Segment Start: Records for the exercise

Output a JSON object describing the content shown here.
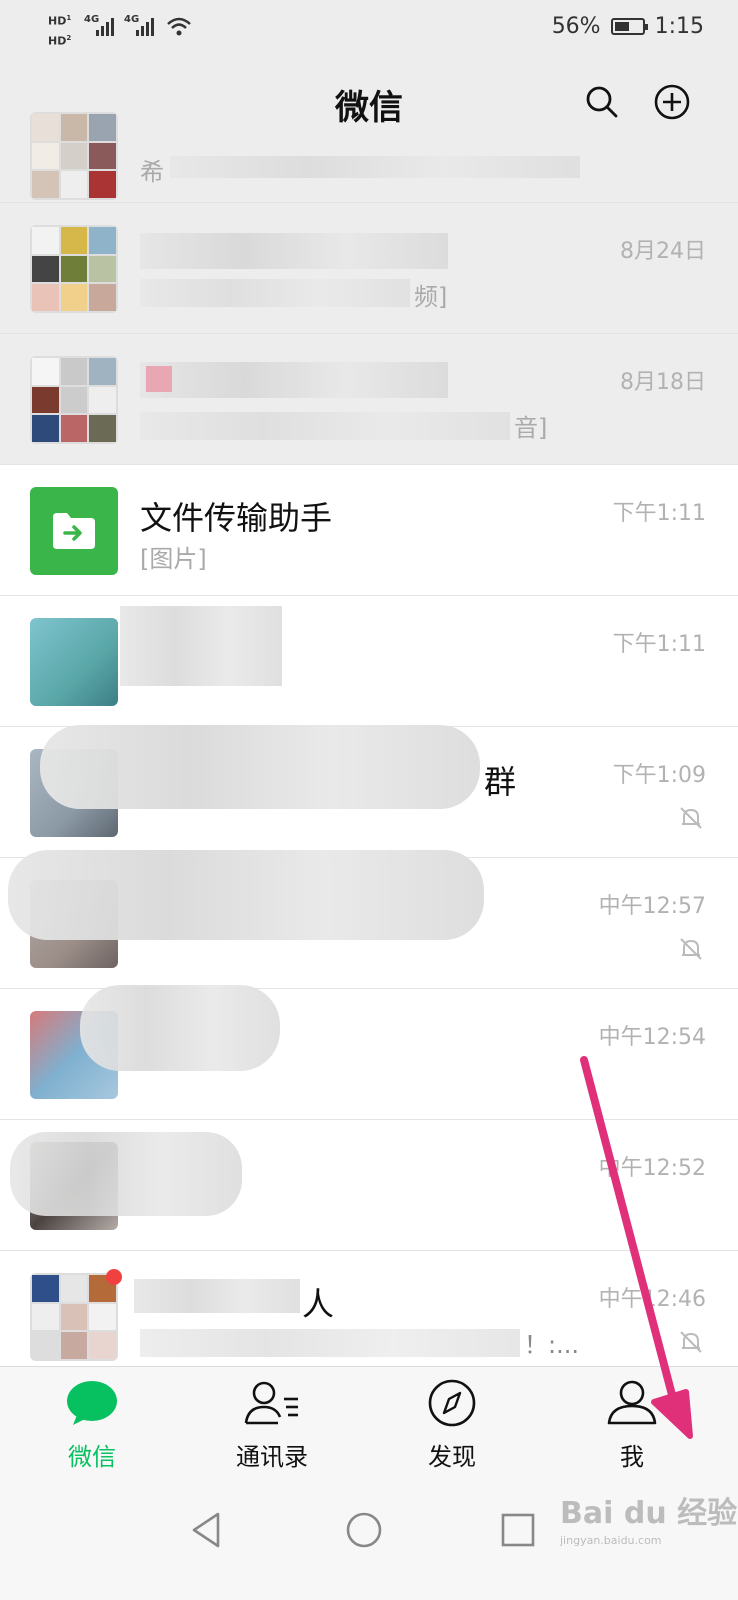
{
  "status_bar": {
    "hd1": "HD",
    "hd2": "HD",
    "net1": "4G",
    "net2": "4G",
    "battery_text": "56%",
    "battery_level": 0.56,
    "time": "1:15"
  },
  "header": {
    "title": "微信",
    "search_icon": "search-icon",
    "add_icon": "plus-circle-icon"
  },
  "chats": [
    {
      "name": "",
      "preview": "希",
      "time": "",
      "muted": false
    },
    {
      "name": "",
      "preview": "频]",
      "time": "8月24日",
      "muted": false
    },
    {
      "name": "",
      "preview": "音]",
      "time": "8月18日",
      "muted": false
    },
    {
      "name": "文件传输助手",
      "preview": "[图片]",
      "time": "下午1:11",
      "muted": false
    },
    {
      "name": "",
      "preview": "",
      "time": "下午1:11",
      "muted": false
    },
    {
      "name": "群",
      "preview": "",
      "time": "下午1:09",
      "muted": true
    },
    {
      "name": "",
      "preview": "",
      "time": "中午12:57",
      "muted": true
    },
    {
      "name": "",
      "preview": "",
      "time": "中午12:54",
      "muted": false
    },
    {
      "name": "",
      "preview": "",
      "time": "中午12:52",
      "muted": false
    },
    {
      "name": "人",
      "preview": "！:...",
      "time": "中午12:46",
      "muted": true
    }
  ],
  "tabs": [
    {
      "label": "微信",
      "icon": "chat-bubble-icon",
      "active": true
    },
    {
      "label": "通讯录",
      "icon": "contacts-icon",
      "active": false
    },
    {
      "label": "发现",
      "icon": "compass-icon",
      "active": false
    },
    {
      "label": "我",
      "icon": "person-icon",
      "active": false
    }
  ],
  "system_nav": [
    "back-icon",
    "home-icon",
    "recents-icon"
  ],
  "watermark": {
    "main": "Bai du 经验",
    "sub": "jingyan.baidu.com"
  },
  "colors": {
    "accent": "#07c160",
    "arrow": "#e0307a",
    "file_helper": "#3ab54a"
  }
}
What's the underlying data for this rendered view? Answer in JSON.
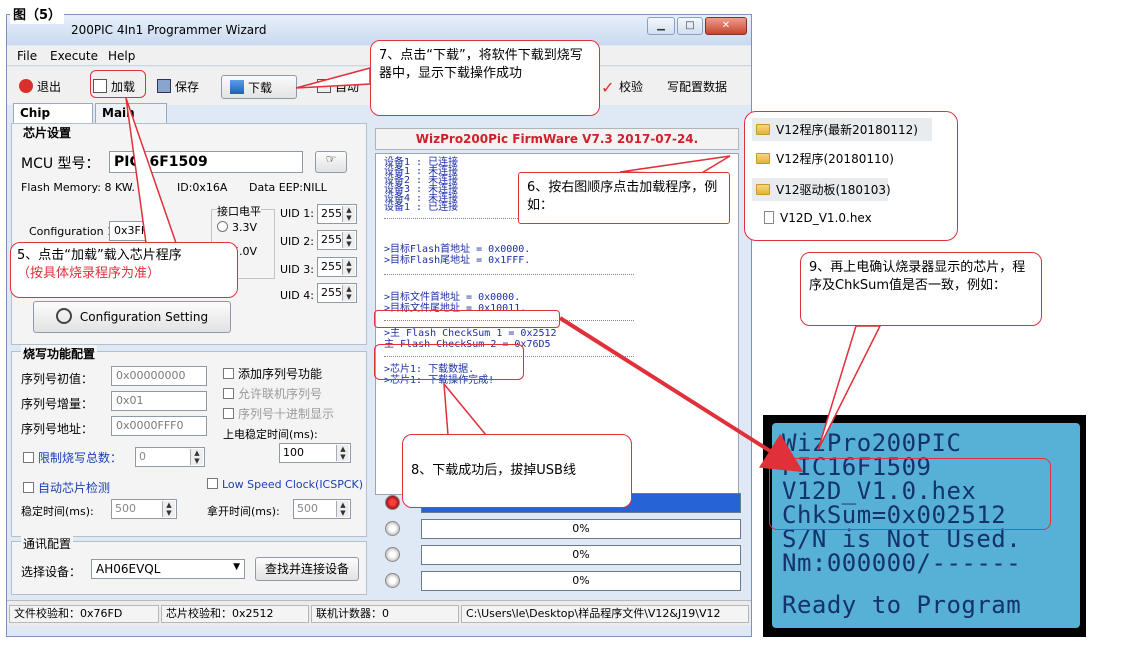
{
  "figure_label": "图（5）",
  "window": {
    "title": "200PIC 4In1 Programmer Wizard",
    "menu": [
      "File",
      "Execute",
      "Help"
    ],
    "toolbar": {
      "exit": "退出",
      "load": "加载",
      "save": "保存",
      "download": "下载",
      "auto": "自动",
      "verify": "校验",
      "write_config": "写配置数据"
    },
    "tabs": [
      "Chip Setting",
      "Main Flash"
    ],
    "chip": {
      "group_title": "芯片设置",
      "mcu_label": "MCU 型号：",
      "mcu_value": "PIC16F1509",
      "flash_memory": "Flash Memory: 8 KW.",
      "id": "ID:0x16A",
      "eeprom": "Data EEP:NILL",
      "config_label": "Configuration 1:",
      "config_value": "0x3FF",
      "voltage_group": "接口电平",
      "v33": "3.3V",
      "v5": "5.0V",
      "uids": [
        {
          "label": "UID 1:",
          "value": "255"
        },
        {
          "label": "UID 2:",
          "value": "255"
        },
        {
          "label": "UID 3:",
          "value": "255"
        },
        {
          "label": "UID 4:",
          "value": "255"
        }
      ],
      "config_button": "Configuration Setting"
    },
    "burn": {
      "group_title": "烧写功能配置",
      "serial_init_label": "序列号初值：",
      "serial_init_value": "0x00000000",
      "serial_inc_label": "序列号增量：",
      "serial_inc_value": "0x01",
      "serial_addr_label": "序列号地址：",
      "serial_addr_value": "0x0000FFF0",
      "add_serial": "添加序列号功能",
      "allow_online": "允许联机序列号",
      "decimal_show": "序列号十进制显示",
      "power_delay_label": "上电稳定时间(ms):",
      "power_delay_value": "100",
      "limit_total": "限制烧写总数：",
      "limit_value": "0",
      "auto_detect": "自动芯片检测",
      "low_speed": "Low Speed Clock(ICSPCK)",
      "stable_label": "稳定时间(ms):",
      "stable_value": "500",
      "release_label": "拿开时间(ms):",
      "release_value": "500"
    },
    "comm": {
      "group_title": "通讯配置",
      "device_label": "选择设备：",
      "device_value": "AH06EVQL",
      "connect_button": "查找并连接设备"
    },
    "firmware_banner": "WizPro200Pic FirmWare V7.3 2017-07-24.",
    "log": [
      "设备1 : 已连接",
      "设备1 : 未连接",
      "设备2 : 未连接",
      "设备3 : 未连接",
      "设备4 : 未连接",
      "设备1 : 已连接",
      ">目标Flash首地址 = 0x0000.",
      ">目标Flash尾地址 = 0x1FFF.",
      ">目标文件首地址 = 0x0000.",
      ">目标文件尾地址 = 0x10011.",
      ">主 Flash CheckSum 1 = 0x2512",
      " 主 Flash CheckSum 2 = 0x76D5",
      ">芯片1: 下载数据.",
      ">芯片1: 下载操作完成!"
    ],
    "progress": [
      {
        "label": "",
        "value": 1.0
      },
      {
        "label": "0%",
        "value": 0
      },
      {
        "label": "0%",
        "value": 0
      },
      {
        "label": "0%",
        "value": 0
      }
    ],
    "status": {
      "file_checksum": "文件校验和：0x76FD",
      "chip_checksum": "芯片校验和：0x2512",
      "online_counter": "联机计数器：0",
      "path": "C:\\Users\\le\\Desktop\\样品程序文件\\V12&J19\\V12"
    }
  },
  "callouts": {
    "c5_line1": "5、点击“加载”载入芯片程序",
    "c5_line2": "（按具体烧录程序为准）",
    "c6": "6、按右图顺序点击加载程序，例如：",
    "c7": "7、点击“下载”，将软件下载到烧写器中，显示下载操作成功",
    "c8": "8、下载成功后，拔掉USB线",
    "c9": "9、再上电确认烧录器显示的芯片，程序及ChkSum值是否一致，例如："
  },
  "files": [
    {
      "name": "V12程序(最新20180112)",
      "type": "folder"
    },
    {
      "name": "V12程序(20180110)",
      "type": "folder"
    },
    {
      "name": "V12驱动板(180103)",
      "type": "folder"
    },
    {
      "name": "V12D_V1.0.hex",
      "type": "file"
    }
  ],
  "lcd": [
    "WizPro200PIC",
    "PIC16F1509",
    "V12D_V1.0.hex",
    "ChkSum=0x002512",
    "S/N is Not Used.",
    "Nm:000000/------",
    "",
    "Ready to Program"
  ],
  "colors": {
    "accent_red": "#e0303a",
    "log_blue": "#1c2fa6",
    "lcd_bg": "#57b0d6",
    "progress_blue": "#2563d6"
  }
}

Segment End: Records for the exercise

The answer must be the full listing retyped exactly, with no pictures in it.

**Task output**
Output a JSON object describing the content shown here.
{
  "status_bar": {
    "hd1": "HD",
    "hd2": "HD",
    "net1": "4G",
    "net2": "4G",
    "battery_text": "56%",
    "battery_level": 0.56,
    "time": "1:15"
  },
  "header": {
    "title": "微信",
    "search_icon": "search-icon",
    "add_icon": "plus-circle-icon"
  },
  "chats": [
    {
      "name": "",
      "preview": "希",
      "time": "",
      "muted": false
    },
    {
      "name": "",
      "preview": "频]",
      "time": "8月24日",
      "muted": false
    },
    {
      "name": "",
      "preview": "音]",
      "time": "8月18日",
      "muted": false
    },
    {
      "name": "文件传输助手",
      "preview": "[图片]",
      "time": "下午1:11",
      "muted": false
    },
    {
      "name": "",
      "preview": "",
      "time": "下午1:11",
      "muted": false
    },
    {
      "name": "群",
      "preview": "",
      "time": "下午1:09",
      "muted": true
    },
    {
      "name": "",
      "preview": "",
      "time": "中午12:57",
      "muted": true
    },
    {
      "name": "",
      "preview": "",
      "time": "中午12:54",
      "muted": false
    },
    {
      "name": "",
      "preview": "",
      "time": "中午12:52",
      "muted": false
    },
    {
      "name": "人",
      "preview": "！:...",
      "time": "中午12:46",
      "muted": true
    }
  ],
  "tabs": [
    {
      "label": "微信",
      "icon": "chat-bubble-icon",
      "active": true
    },
    {
      "label": "通讯录",
      "icon": "contacts-icon",
      "active": false
    },
    {
      "label": "发现",
      "icon": "compass-icon",
      "active": false
    },
    {
      "label": "我",
      "icon": "person-icon",
      "active": false
    }
  ],
  "system_nav": [
    "back-icon",
    "home-icon",
    "recents-icon"
  ],
  "watermark": {
    "main": "Bai du 经验",
    "sub": "jingyan.baidu.com"
  },
  "colors": {
    "accent": "#07c160",
    "arrow": "#e0307a",
    "file_helper": "#3ab54a"
  }
}
What's the underlying data for this rendered view? Answer in JSON.
{
  "figure_label": "图（5）",
  "window": {
    "title": "200PIC 4In1 Programmer Wizard",
    "menu": [
      "File",
      "Execute",
      "Help"
    ],
    "toolbar": {
      "exit": "退出",
      "load": "加载",
      "save": "保存",
      "download": "下载",
      "auto": "自动",
      "verify": "校验",
      "write_config": "写配置数据"
    },
    "tabs": [
      "Chip Setting",
      "Main Flash"
    ],
    "chip": {
      "group_title": "芯片设置",
      "mcu_label": "MCU 型号：",
      "mcu_value": "PIC16F1509",
      "flash_memory": "Flash Memory: 8 KW.",
      "id": "ID:0x16A",
      "eeprom": "Data EEP:NILL",
      "config_label": "Configuration 1:",
      "config_value": "0x3FF",
      "voltage_group": "接口电平",
      "v33": "3.3V",
      "v5": "5.0V",
      "uids": [
        {
          "label": "UID 1:",
          "value": "255"
        },
        {
          "label": "UID 2:",
          "value": "255"
        },
        {
          "label": "UID 3:",
          "value": "255"
        },
        {
          "label": "UID 4:",
          "value": "255"
        }
      ],
      "config_button": "Configuration Setting"
    },
    "burn": {
      "group_title": "烧写功能配置",
      "serial_init_label": "序列号初值：",
      "serial_init_value": "0x00000000",
      "serial_inc_label": "序列号增量：",
      "serial_inc_value": "0x01",
      "serial_addr_label": "序列号地址：",
      "serial_addr_value": "0x0000FFF0",
      "add_serial": "添加序列号功能",
      "allow_online": "允许联机序列号",
      "decimal_show": "序列号十进制显示",
      "power_delay_label": "上电稳定时间(ms):",
      "power_delay_value": "100",
      "limit_total": "限制烧写总数：",
      "limit_value": "0",
      "auto_detect": "自动芯片检测",
      "low_speed": "Low Speed Clock(ICSPCK)",
      "stable_label": "稳定时间(ms):",
      "stable_value": "500",
      "release_label": "拿开时间(ms):",
      "release_value": "500"
    },
    "comm": {
      "group_title": "通讯配置",
      "device_label": "选择设备：",
      "device_value": "AH06EVQL",
      "connect_button": "查找并连接设备"
    },
    "firmware_banner": "WizPro200Pic FirmWare V7.3 2017-07-24.",
    "log": [
      "设备1 : 已连接",
      "设备1 : 未连接",
      "设备2 : 未连接",
      "设备3 : 未连接",
      "设备4 : 未连接",
      "设备1 : 已连接",
      ">目标Flash首地址 = 0x0000.",
      ">目标Flash尾地址 = 0x1FFF.",
      ">目标文件首地址 = 0x0000.",
      ">目标文件尾地址 = 0x10011.",
      ">主 Flash CheckSum 1 = 0x2512",
      " 主 Flash CheckSum 2 = 0x76D5",
      ">芯片1: 下载数据.",
      ">芯片1: 下载操作完成!"
    ],
    "progress": [
      {
        "label": "",
        "value": 1.0
      },
      {
        "label": "0%",
        "value": 0
      },
      {
        "label": "0%",
        "value": 0
      },
      {
        "label": "0%",
        "value": 0
      }
    ],
    "status": {
      "file_checksum": "文件校验和：0x76FD",
      "chip_checksum": "芯片校验和：0x2512",
      "online_counter": "联机计数器：0",
      "path": "C:\\Users\\le\\Desktop\\样品程序文件\\V12&J19\\V12"
    }
  },
  "callouts": {
    "c5_line1": "5、点击“加载”载入芯片程序",
    "c5_line2": "（按具体烧录程序为准）",
    "c6": "6、按右图顺序点击加载程序，例如：",
    "c7": "7、点击“下载”，将软件下载到烧写器中，显示下载操作成功",
    "c8": "8、下载成功后，拔掉USB线",
    "c9": "9、再上电确认烧录器显示的芯片，程序及ChkSum值是否一致，例如："
  },
  "files": [
    {
      "name": "V12程序(最新20180112)",
      "type": "folder"
    },
    {
      "name": "V12程序(20180110)",
      "type": "folder"
    },
    {
      "name": "V12驱动板(180103)",
      "type": "folder"
    },
    {
      "name": "V12D_V1.0.hex",
      "type": "file"
    }
  ],
  "lcd": [
    "WizPro200PIC",
    "PIC16F1509",
    "V12D_V1.0.hex",
    "ChkSum=0x002512",
    "S/N is Not Used.",
    "Nm:000000/------",
    "",
    "Ready to Program"
  ],
  "colors": {
    "accent_red": "#e0303a",
    "log_blue": "#1c2fa6",
    "lcd_bg": "#57b0d6",
    "progress_blue": "#2563d6"
  }
}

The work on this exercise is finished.